21-25 August 2017
University of Washington, Seattle
US/Pacific timezone

Improving Science Yield for NASA Swift with Automated Planning Technologies.

22 Aug 2017, 16:00
The Commons (Alder Hall)

The Commons

Alder Hall

Poster Track 1: Computing Technology for Physics Research Poster Session


Aaron Tohuvavohu (Penn State University)


The Swift Gamma-Ray Burst Explorer is a uniquely capable mission, with three on-board instruments and rapid slewing capabilities. It often serves as a fast-response space observatory for everything from gravitational-wave counterpart searches to cometary science. Swift averages 125 different observations per day, and is consistently over-subscribed, responding to about one-hundred Target of Oportunity (ToO) requests per month from the general astrophysics community, as well as co-pointing and follow-up agreements with many other observatories. Since launch in 2004, the demands put on the spacecraft have grown consistently in terms of number and type of targets as well as schedule complexity. To facilitate this growth, various scheduling tools and helper technologies have been built by the Swift team to continue improving the scientific yield of the Swift mission. In this study, we examine various approaches to the automation of observation schedules for the Swift spacecraft, comparing the efficiency and quality of these tools to each other and to the output of well-trained human Science Planners. Because of the computational complexity of the scheduling task, no automation tool has been able to produce a plan of equal or higher quality than that produced by a well-trained human, given the necessary time constraints. We detail here several approaches towards achieving this goal of surpassing human quality schedules using classical optimization and algorithmic techniques, as well as machine learning and recurrent neural network (RNN) methods. We then quantify the increased scientific yield and benefit to the wider astrophysics community that would result from the further development and adoption of these technologies.

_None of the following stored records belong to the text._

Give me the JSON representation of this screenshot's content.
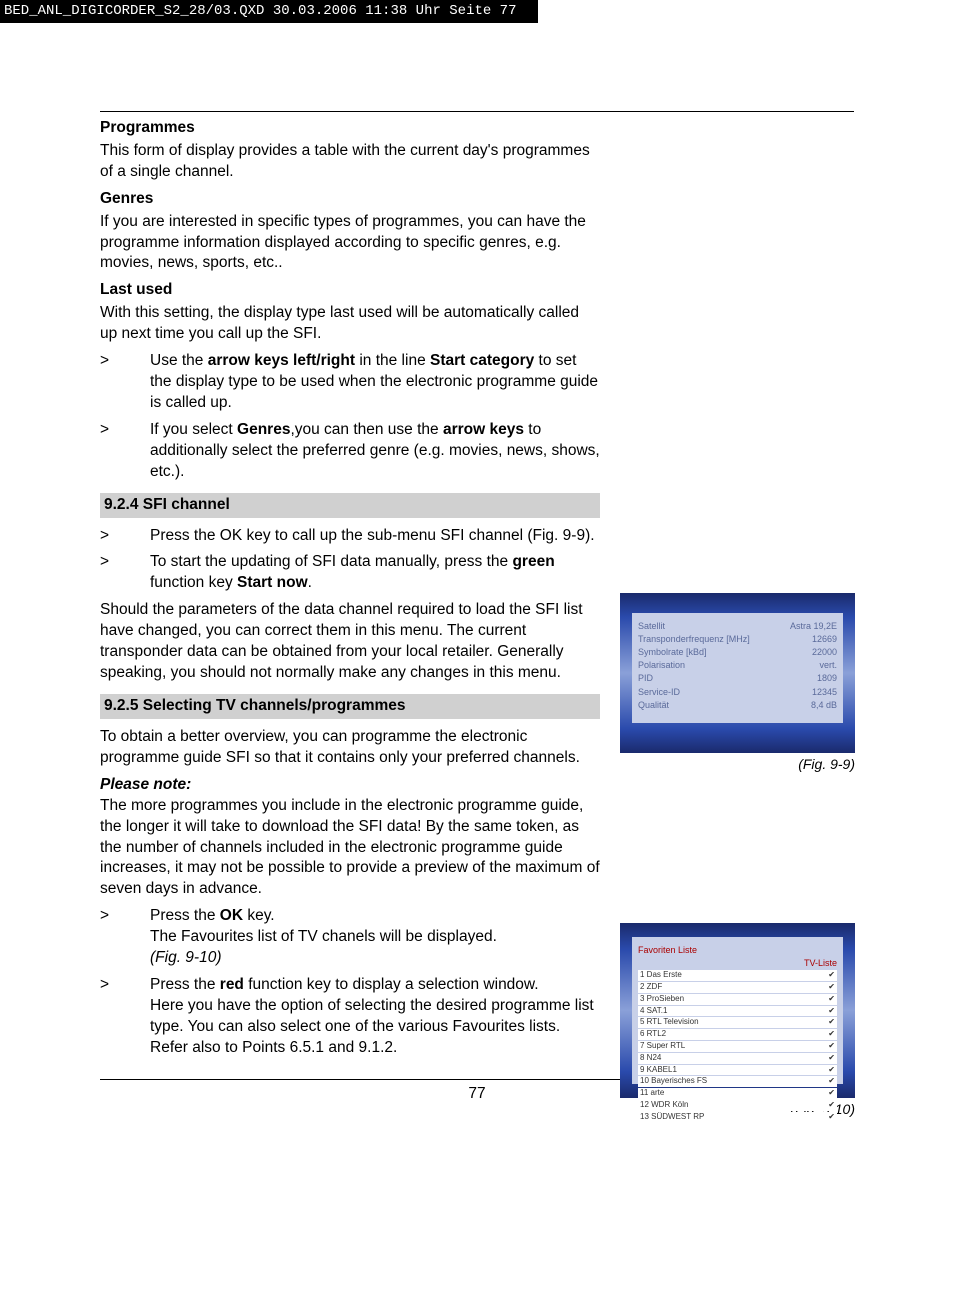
{
  "top_meta": "BED_ANL_DIGICORDER_S2_28/03.QXD  30.03.2006  11:38 Uhr  Seite 77",
  "page_number": "77",
  "sec_programmes": {
    "title": "Programmes",
    "body": "This form of display provides a table with the current day's programmes of a single channel."
  },
  "sec_genres": {
    "title": "Genres",
    "body": "If you are interested in specific types of programmes, you can have the programme information displayed according to specific genres, e.g. movies, news, sports, etc.."
  },
  "sec_lastused": {
    "title": "Last used",
    "body": "With this setting, the display type last used will be automatically called up next time you call up the SFI."
  },
  "bullet1": {
    "mark": ">",
    "p1a": "Use the ",
    "p1b": "arrow keys left/right",
    "p1c": " in the line ",
    "p1d": "Start category",
    "p1e": " to set the display type to be used when the electronic programme guide is called up."
  },
  "bullet2": {
    "mark": ">",
    "p1a": "If you select ",
    "p1b": "Genres",
    "p1c": ",you can then use the ",
    "p1d": "arrow keys",
    "p1e": " to additionally select the preferred genre (e.g. movies, news, shows, etc.)."
  },
  "head_924": "9.2.4 SFI channel",
  "bullet3": {
    "mark": ">",
    "text": "Press the OK key to call up the sub-menu SFI channel (Fig. 9-9)."
  },
  "bullet4": {
    "mark": ">",
    "p1a": "To start the updating of SFI data manually, press the ",
    "p1b": "green",
    "p1c": " function key ",
    "p1d": "Start now",
    "p1e": "."
  },
  "para_should": "Should the parameters of the data channel required to load the SFI list have changed, you can correct them in this menu. The current transponder data can be obtained from your local retailer. Generally speaking, you should not normally make any changes in this menu.",
  "head_925": "9.2.5 Selecting TV channels/programmes",
  "para_obtain": "To obtain a better overview,  you can programme the electronic programme guide SFI so that it contains only your preferred channels.",
  "please_note": "Please note:",
  "para_more": "The more programmes you include in the electronic programme guide, the longer it will take to download the SFI data! By the same token, as the number of channels included in the electronic programme guide increases, it may not be possible to provide a preview of the maximum of seven days in advance.",
  "bullet5": {
    "mark": ">",
    "p1a": "Press the ",
    "p1b": "OK",
    "p1c": " key.",
    "line2": "The Favourites list of TV chanels will be displayed.",
    "line3": "(Fig. 9-10)"
  },
  "bullet6": {
    "mark": ">",
    "p1a": "Press the ",
    "p1b": "red",
    "p1c": " function key to display a selection window.",
    "line2": "Here you have the option of selecting the desired programme list type. You can also select one of the various Favourites lists. Refer also to Points 6.5.1 and 9.1.2."
  },
  "fig99": {
    "caption": "(Fig. 9-9)",
    "rows": {
      "satellite_l": "Satellit",
      "satellite_v": "Astra 19,2E",
      "trans_l": "Transponderfrequenz [MHz]",
      "trans_v": "12669",
      "sym_l": "Symbolrate [kBd]",
      "sym_v": "22000",
      "pol_l": "Polarisation",
      "pol_v": "vert.",
      "pid_l": "PID",
      "pid_v": "1809",
      "sid_l": "Service-ID",
      "sid_v": "12345",
      "qual_l": "Qualität",
      "qual_v": "8,4 dB"
    }
  },
  "fig910": {
    "caption": "(Fig. 9-10)",
    "header_l": "Favoriten Liste",
    "header_r": "TV-Liste",
    "items": [
      {
        "n": "1",
        "name": "Das Erste"
      },
      {
        "n": "2",
        "name": "ZDF"
      },
      {
        "n": "3",
        "name": "ProSieben"
      },
      {
        "n": "4",
        "name": "SAT.1"
      },
      {
        "n": "5",
        "name": "RTL Television"
      },
      {
        "n": "6",
        "name": "RTL2"
      },
      {
        "n": "7",
        "name": "Super RTL"
      },
      {
        "n": "8",
        "name": "N24"
      },
      {
        "n": "9",
        "name": "KABEL1"
      },
      {
        "n": "10",
        "name": "Bayerisches FS"
      },
      {
        "n": "11",
        "name": "arte"
      },
      {
        "n": "12",
        "name": "WDR Köln"
      },
      {
        "n": "13",
        "name": "SÜDWEST RP"
      }
    ]
  }
}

Primary author

Aaron Tohuvavohu (Penn State University)

Presentation materials

Peer reviewing